When you get a new phone, there are a few different kinds of plans available: you can either sign up to a contract on a handset, or buy a phone and get a SIM to put in it. But which is best?
What's the difference between SIM-only and contract plans?
With a pay monthly mobile contract, you pay a fixed fee every month, usually for 24 months. There's very little, if anything, to pay upfront when you sign up - but your monthly bill will include both your mobile tariff and payments on your handset.
A SIM-only plan, on the other hand, only covers your mobile service. You're just paying for the use of the SIM, as the name suggests. Lots of people choose to buy their phone outright, then sign up to a SIM-only plan to get a mobile tariff. It's a lot less to pay per month, but a lot more to pay initially.
So, which should you choose?
Pros of SIM-only
- It generally works out cheaper overall
- Your monthly bills are lower
- It's less commitment - you aren't locked into a plan for two years, and you've got more freedom over when can change your allowance and phone
- You'll get an unlocked handset, so you can choose whichever network you like
- You can sign up without a credit check
- It's the only way to get a pay-as-you-go plan
Pros of mobile contracts
- There's very little to pay upfront - you can even get contracts with a 'free' phone
- You can get your phone straight away, without having to save up beforehand - meaning you can have the best of the best in your hands straight away
- Costs are more manageable, since it's all spread out
- If you pick a good deal, it isn't that much more expensive than buying outright and going SIM-only
- Sticking with contracts means you can get a new phone every two years
Here's an example to show you the price difference between a contract and going SIM-only.

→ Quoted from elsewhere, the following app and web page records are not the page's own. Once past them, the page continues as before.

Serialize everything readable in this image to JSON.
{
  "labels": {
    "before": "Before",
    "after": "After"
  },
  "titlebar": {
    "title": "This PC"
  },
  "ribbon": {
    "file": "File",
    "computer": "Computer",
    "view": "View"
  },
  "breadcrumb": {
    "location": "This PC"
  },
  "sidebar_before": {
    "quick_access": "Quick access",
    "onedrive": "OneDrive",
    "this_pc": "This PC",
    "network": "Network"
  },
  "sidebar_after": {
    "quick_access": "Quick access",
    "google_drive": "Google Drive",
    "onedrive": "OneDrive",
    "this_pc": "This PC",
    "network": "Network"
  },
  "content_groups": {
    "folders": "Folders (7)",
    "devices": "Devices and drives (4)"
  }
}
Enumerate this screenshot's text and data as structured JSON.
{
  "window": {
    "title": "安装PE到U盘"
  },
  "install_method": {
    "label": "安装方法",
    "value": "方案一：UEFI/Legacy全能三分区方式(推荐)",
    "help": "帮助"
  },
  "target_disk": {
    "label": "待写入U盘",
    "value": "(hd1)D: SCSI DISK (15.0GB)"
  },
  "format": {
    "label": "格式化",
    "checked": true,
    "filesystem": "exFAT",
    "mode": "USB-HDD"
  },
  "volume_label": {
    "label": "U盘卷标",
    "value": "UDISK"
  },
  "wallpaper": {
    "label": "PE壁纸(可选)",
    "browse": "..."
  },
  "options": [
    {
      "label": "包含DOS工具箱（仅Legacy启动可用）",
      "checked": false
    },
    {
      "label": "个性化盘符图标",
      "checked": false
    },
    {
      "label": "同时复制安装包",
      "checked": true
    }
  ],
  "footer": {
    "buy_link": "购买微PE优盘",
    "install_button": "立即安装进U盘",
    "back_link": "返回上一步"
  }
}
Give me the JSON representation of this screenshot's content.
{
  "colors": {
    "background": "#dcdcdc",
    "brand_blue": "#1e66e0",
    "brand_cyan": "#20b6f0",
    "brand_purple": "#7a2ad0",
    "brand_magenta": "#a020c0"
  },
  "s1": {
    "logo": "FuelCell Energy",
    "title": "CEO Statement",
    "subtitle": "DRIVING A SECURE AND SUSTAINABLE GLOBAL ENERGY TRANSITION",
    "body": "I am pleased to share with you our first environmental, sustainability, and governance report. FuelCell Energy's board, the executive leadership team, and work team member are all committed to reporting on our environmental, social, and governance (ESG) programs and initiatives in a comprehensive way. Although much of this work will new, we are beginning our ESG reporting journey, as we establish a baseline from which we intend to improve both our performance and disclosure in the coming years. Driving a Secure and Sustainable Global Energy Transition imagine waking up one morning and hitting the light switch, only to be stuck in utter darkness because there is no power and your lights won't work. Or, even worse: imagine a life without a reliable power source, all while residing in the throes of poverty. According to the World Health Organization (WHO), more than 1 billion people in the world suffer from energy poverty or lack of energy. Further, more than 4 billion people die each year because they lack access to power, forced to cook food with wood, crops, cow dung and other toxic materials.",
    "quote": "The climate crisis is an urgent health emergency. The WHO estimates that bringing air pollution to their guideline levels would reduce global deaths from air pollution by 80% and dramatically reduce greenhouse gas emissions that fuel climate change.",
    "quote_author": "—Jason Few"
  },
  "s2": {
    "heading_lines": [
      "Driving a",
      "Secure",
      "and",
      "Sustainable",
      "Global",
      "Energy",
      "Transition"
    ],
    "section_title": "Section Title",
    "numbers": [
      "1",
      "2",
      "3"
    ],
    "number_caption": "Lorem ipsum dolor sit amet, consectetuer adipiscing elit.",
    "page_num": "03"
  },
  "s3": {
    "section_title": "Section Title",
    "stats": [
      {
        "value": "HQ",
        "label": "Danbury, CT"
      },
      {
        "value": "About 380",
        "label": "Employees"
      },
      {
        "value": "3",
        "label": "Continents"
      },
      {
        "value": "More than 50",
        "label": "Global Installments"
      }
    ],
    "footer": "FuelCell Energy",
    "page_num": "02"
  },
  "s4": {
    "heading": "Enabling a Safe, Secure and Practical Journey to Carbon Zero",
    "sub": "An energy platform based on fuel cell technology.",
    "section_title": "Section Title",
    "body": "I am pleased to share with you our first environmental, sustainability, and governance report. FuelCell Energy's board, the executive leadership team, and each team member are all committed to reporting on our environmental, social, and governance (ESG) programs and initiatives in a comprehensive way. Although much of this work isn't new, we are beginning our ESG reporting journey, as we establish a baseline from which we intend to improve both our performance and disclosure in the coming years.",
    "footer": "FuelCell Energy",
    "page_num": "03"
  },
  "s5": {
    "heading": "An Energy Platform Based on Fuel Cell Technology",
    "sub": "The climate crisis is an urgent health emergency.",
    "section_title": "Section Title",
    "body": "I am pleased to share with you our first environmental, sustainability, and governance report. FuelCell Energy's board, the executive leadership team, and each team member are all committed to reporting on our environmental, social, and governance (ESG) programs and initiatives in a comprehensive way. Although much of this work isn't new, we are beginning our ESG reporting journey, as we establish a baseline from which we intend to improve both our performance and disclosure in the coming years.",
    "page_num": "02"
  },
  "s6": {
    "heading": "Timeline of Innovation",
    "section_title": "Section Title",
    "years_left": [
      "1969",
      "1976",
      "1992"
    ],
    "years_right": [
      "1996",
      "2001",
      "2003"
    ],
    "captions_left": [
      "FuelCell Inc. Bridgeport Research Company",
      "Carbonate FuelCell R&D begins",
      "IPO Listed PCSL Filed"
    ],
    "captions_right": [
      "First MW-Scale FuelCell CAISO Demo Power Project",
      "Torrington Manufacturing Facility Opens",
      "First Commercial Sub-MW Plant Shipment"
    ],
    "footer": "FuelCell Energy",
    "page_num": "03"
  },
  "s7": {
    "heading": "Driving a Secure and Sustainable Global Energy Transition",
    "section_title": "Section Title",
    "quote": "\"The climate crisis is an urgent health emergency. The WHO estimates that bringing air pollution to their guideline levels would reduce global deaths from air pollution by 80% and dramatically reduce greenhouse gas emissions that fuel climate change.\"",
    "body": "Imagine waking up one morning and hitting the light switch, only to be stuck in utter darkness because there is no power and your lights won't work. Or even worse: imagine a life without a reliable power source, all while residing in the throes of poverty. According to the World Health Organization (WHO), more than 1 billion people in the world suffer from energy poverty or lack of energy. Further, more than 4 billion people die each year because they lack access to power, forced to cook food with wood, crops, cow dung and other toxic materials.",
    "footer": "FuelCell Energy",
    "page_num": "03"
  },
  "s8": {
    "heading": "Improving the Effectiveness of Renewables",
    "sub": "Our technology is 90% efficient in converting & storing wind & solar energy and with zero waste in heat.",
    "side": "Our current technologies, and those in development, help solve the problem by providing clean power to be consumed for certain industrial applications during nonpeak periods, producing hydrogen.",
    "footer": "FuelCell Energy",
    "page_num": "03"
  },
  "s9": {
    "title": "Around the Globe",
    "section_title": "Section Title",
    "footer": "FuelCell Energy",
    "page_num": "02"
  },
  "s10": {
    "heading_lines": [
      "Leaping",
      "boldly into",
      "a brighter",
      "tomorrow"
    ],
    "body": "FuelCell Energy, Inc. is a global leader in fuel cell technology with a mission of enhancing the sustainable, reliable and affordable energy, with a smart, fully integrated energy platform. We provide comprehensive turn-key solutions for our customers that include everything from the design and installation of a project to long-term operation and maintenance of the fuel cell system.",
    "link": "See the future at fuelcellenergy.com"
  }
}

Let's say you want a 32GB iPhone 7, and you're a heavy user so you want a lot of data. You can get that from Vodafone - at the time of writing, a plan with 12GB data and unlimited minutes and texts costs £47 per month, plus £10 upfront (see deal here). Over the whole contract, your total would be £1138.
Now let's see the cost if you bought the iPhone outright and went SIM-only. On Apple's website, the phone is listed as £599; and a SIM-only deal from Vodafone with the same allowance as above costs £19.20 per month (see deal here). Your total over two years in this case would be £1059.80.
That's a difference of £78.20 - quite a lot, really, but you may decide it's worth it over two years for the benefits a contract would bring.
What it comes down to is this: to ultimately save money, go SIM-only. To get the phone you wantnowwith little to pay upfront, go contract.